4 factors that can impact EnOcean wireless sensor signals
Smart-sensor systems are the future of building management. They allow you to know exactly what’s going on inside your building – from how rooms and resources are being used, to how equipment is functioning, or what the conditions are – and automate controls based on real-time conditions.
Before you can install your system, however, you’ll need to spend a little time working out the optimum locations for your sensors and receivers. And that means understanding a few basics about how wireless signals work, as well as considering the conditions that can reduce or interfere with the signal.
Radio signals are electromagnetic waves that have a limited range. The further the signal travels, the weaker it becomes – just like ripples on water. When there are no obstacles in the signal’s path, we refer to it as a direct line-of-sight path. The waves travel in a straight line from the sensor to the receiver.
There’s a few things to bear in mind when you plan how many sensors and receivers you need and where to position them:
1. The materials your building is made from
Of course, the path between sensor and receiver won’t always be clear. You might have an awkwardly shaped room or corridor, or objects or machinery that get in the way.
That’s not necessarily a problem. Radio waves can travel through some materials easier than others. They can penetrate most walls, but will lose more or less signal strength depending what the wall is made from.
Not surprisingly, dense materials like metal and concrete are the worst, since they reflect the waves rather than letting them through. It’s for this reason that fire-safety walls, lift shafts and stairwells are all obstacles you’ll need to work around when planning your system. Metal partition walls, insulated hollow walls and inserted ceilings with metal or carbon-fibre panels can all decrease signal strength.
|Wood, plaster, uncoated glass||0 – 10%|

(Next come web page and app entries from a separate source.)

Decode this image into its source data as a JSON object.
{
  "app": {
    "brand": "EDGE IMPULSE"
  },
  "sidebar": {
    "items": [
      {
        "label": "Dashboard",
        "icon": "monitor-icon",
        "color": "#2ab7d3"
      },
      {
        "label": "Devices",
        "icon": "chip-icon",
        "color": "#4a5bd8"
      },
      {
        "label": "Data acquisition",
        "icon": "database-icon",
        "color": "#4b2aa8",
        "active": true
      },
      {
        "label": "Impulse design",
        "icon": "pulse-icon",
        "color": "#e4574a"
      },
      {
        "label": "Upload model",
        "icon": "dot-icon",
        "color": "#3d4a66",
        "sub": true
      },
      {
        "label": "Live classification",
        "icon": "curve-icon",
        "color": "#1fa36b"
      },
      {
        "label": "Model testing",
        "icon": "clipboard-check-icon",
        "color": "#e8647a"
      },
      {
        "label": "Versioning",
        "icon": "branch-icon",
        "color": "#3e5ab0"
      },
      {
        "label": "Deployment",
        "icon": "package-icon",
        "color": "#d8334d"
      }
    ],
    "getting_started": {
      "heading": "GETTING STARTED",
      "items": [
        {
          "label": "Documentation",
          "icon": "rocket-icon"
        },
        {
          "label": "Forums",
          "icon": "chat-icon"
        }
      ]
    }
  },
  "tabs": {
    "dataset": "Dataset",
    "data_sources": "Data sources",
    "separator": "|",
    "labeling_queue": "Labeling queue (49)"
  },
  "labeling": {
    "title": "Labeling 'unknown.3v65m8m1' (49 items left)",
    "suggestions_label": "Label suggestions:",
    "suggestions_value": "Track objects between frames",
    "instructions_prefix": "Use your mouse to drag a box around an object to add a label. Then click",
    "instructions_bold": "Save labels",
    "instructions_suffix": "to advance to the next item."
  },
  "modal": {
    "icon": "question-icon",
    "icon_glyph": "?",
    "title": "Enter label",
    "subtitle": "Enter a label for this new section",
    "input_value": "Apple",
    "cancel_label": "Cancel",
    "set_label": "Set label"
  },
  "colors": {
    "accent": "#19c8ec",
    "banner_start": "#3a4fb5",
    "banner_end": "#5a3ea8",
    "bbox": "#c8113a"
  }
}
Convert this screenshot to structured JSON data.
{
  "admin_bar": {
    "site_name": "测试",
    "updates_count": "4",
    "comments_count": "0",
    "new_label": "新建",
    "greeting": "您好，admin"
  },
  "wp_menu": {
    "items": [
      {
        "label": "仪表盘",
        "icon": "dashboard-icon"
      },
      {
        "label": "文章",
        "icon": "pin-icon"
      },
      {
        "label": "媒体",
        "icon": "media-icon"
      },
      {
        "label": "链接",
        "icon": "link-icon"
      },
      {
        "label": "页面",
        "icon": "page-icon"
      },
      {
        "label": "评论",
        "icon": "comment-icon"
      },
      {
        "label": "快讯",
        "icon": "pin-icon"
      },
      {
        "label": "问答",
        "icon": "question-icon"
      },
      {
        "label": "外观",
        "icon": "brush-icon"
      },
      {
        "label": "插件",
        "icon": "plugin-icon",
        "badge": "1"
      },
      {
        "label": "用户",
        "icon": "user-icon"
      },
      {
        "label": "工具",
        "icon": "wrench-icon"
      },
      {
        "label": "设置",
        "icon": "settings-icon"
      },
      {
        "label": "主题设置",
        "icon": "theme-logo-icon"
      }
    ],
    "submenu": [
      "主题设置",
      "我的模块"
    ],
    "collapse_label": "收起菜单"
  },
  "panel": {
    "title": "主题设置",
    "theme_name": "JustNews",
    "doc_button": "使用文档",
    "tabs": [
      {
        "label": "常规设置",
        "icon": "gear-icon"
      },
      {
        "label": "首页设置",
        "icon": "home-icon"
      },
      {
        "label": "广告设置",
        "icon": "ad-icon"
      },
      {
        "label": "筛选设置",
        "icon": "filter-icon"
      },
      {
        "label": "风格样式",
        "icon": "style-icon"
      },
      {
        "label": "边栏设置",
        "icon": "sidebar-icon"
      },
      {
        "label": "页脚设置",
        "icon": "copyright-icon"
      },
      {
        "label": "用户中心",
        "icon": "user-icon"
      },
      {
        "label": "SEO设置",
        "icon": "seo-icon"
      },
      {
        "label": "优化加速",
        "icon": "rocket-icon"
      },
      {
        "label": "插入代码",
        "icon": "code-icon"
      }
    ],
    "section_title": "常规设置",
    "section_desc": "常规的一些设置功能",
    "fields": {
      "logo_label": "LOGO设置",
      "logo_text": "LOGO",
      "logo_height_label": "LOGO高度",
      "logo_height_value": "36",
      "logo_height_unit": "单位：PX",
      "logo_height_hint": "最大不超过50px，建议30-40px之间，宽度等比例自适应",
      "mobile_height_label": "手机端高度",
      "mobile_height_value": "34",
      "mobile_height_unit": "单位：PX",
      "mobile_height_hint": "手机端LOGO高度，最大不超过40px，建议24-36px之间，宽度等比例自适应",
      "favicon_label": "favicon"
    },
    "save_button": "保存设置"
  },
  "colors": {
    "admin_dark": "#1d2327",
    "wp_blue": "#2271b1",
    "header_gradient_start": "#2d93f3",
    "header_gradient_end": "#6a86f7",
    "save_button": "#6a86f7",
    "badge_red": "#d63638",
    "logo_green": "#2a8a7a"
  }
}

|Brick, plasterboard||5 – 35%|
|Metal, concrete, mirrors||10 – 90%|
2. The shape of the room or area
While radio waves travel in a straight line, it’s not quite as simple as looking at the obstructions that fall directly in the path between sensor and receiver. If you could see the signal’s range it would be shaped like an ellipsoid – a bit like a rugby ball – with the sensor at one end and the receiver at the other. If you want to use the technical term, this is called the Fresnel zone. It means that narrow corridors and low ceilings can both limit the sensor’s range.
3. The angle at which the signal hits the wall
You need to think about angles too. Ideally, the angle the signal penetrates a wall should be as direct, or as close to perpendicular, as possible. As you can see from the diagram, the more of an angle the signal hits the wall at the further it has to travel, so you’re effectively making the wall thicker. If you come across this problem, you can either move the sensor or receiver or use a repeater to create a better angle.
4. The position of the receiver
Radio waves can be affected by interference or reflections if they travel along a wall, so we always recommend you position the sensor and receiver on opposite or adjacent walls. Ideally, the receiver should be close to the centre of the room, and at least 10cm away from the corner of the wall or concrete ceiling.
While working out the optimum positioning for sensors and receivers may seem complicated, consider these principles alongside a floorplan of your space and you should find it relatively easy to map out. If not, the beauty of a wireless system is that sensors can easily be moved or added if the signals aren’t strong enough in one position.
Free resource: Download our step-by-step guide to planning your smart-sensor system using EnOcean wireless standards.